Natural Rubber & Production

A very brief history of rubber

Natural rubber was known to the indigenous peoples of the Americas long before the arrival of European explorers. In the 16th century it was reported that Mexican tribes people were  playing with elastic balls.

In 1876, a group of British businessmen smuggled rubber tree seeds from the Amazon to the British Botanical Gardens where they managed to create more durable hybrids that just happened to thrive in the British colonies in Southeast Asia. By 1910, the centre of the global rubber market shifted from the Amazon to Malaysia, Singapore and Sri Lanka.

The first use for rubber was an eraser or India Rubber as it became known. One of its early  applications was to make jars to ship wine. Other applications were for the production of flexible tubes and waterproof footwear.

Natural rubber is obtained through coagulating the latex produced by the Brazilian rubber-tree (Hevea Brasiliensis). This raw material is tapped from the rubber tree, which is native to Amazonia. In the 1830’s Charles Goodyear worked out how to vastly improve rubber beyond its natural state with a process called vulcanization, a process by which natural rubber is treated under heat and pressure to improve its elasticity and to enhance its strength and hardness. Once vulcanized, rubber becomes capable of withstanding punishing heat and pressure. Suddenly the uses of rubber opened up considerably — tires, hoses, shoe soles, fan belts — and this coincided with the Industrial Revolution. Later rubber was applied to the making of tyres for bicycles and motor vehicles. Charles Goodyear has been described as the inventor of the process which put rubber into the service of the world.

The Modern World

Rubber toys used to be commonplace in many homes.  They were soft and flexible, they would not hurt anyone, no matter how hard they were thrown. Children could twist them, pull them, distort them – but the toys would always spring back to their original shapes. Such were the elastic properties of this wonderful, natural material.

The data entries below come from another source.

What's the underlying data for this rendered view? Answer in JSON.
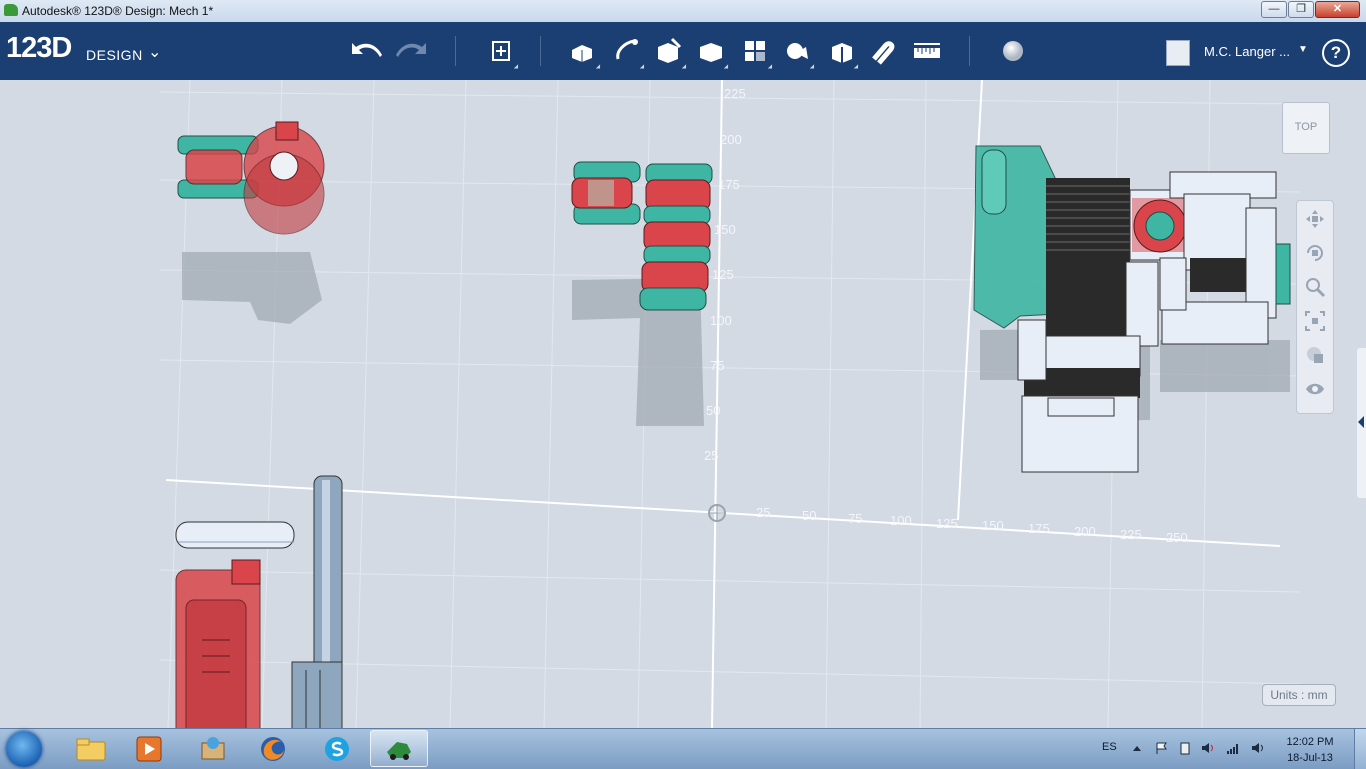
{
  "window": {
    "title": "Autodesk® 123D® Design: Mech 1*",
    "controls": {
      "minimize": "—",
      "maximize": "❐",
      "close": "✕"
    }
  },
  "brand": {
    "logo_big": "123D",
    "logo_small": "DESIGN",
    "caret": "⌄"
  },
  "toolbar": {
    "undo_icon": "undo-arrow-icon",
    "redo_icon": "redo-arrow-icon",
    "tools": [
      "transform",
      "primitives",
      "sketch",
      "construct",
      "modify",
      "pattern",
      "grouping",
      "combine",
      "measure",
      "snap",
      "ruler",
      "material"
    ]
  },
  "user": {
    "name": "M.C. Langer ...",
    "help": "?"
  },
  "viewport": {
    "viewcube_label": "TOP",
    "units_label": "Units : mm",
    "y_ticks": [
      "225",
      "200",
      "175",
      "150",
      "125",
      "100",
      "75",
      "50",
      "25"
    ],
    "x_ticks": [
      "25",
      "50",
      "75",
      "100",
      "125",
      "150",
      "175",
      "200",
      "225",
      "250"
    ],
    "colors": {
      "teal": "#3fb6a3",
      "red": "#d9454a",
      "light_part": "#e8eef8",
      "dark_part": "#2a2a2a",
      "rod": "#8fa6bf"
    }
  },
  "nav": [
    "pan-icon",
    "orbit-icon",
    "zoom-icon",
    "fit-icon",
    "material-view-icon",
    "visibility-eye-icon"
  ],
  "taskbar": {
    "apps": [
      "file-explorer-icon",
      "media-player-icon",
      "paint-icon",
      "firefox-icon",
      "skype-icon",
      "123d-design-icon"
    ],
    "language": "ES",
    "time": "12:02 PM",
    "date": "18-Jul-13"
  }
}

But then, for the last 50 years or so, the world of toys turned towards the use of plastics and other non-natural products for the manufacture of toys. Sometimes the results were unpleasant. Always, the results were not natural. The world of toys moved away from rubber which had and still has the following qualities:

  1. It is a material that is natural, made from latex that is harvested from rubber trees;
  2. It is a very soft and flexible material that is safe for children’s play;
  3. It has natural qualities of elasticity without the addition of unpleasant or toxic chemicals;
  4. It is a sustainable material. When a rubber tree reaches a stage when it cannot produce latex any longer, after about 12 years, it is replaced by a new sapling;
  5. Natural rubber is environmentally friendly as natural rubber products have a minimal impact on the environment. This is through all phases of the life cycle of rubber – harvesting, manufacturing, recycling, and so on.
  6. Natural rubber can be used very safely for educational purposes with young children.
  7. When combined with non-toxic paints it has all the appeal to children that should be provided to them by bright, soft, flexible, natural, sustainable toys that are very safe for play and learning.

Over recent times the worlds of toys and of educating young children have re-discovered the qualities and advantages of natural rubber. They have begun to value again the natural qualities of this wonderful material which offers substantial benefits over competing but artificial materials that do not contribute to a safer and greener world.

In the following sections of this part of our website, we will open to you some of the features of the process of transforming natural latex into rubber toys that, again, are enthralling and educating children.

All of the toys made by Green Rubber Toys are made in Sri Lanka from natural rubber, grown and harvested in Sri Lanka, by skilled and experienced craftsmen and women who take great pride in their work. Please have a look at the pictorial presentation of the manufacturing process that is shown in the following sections of our website.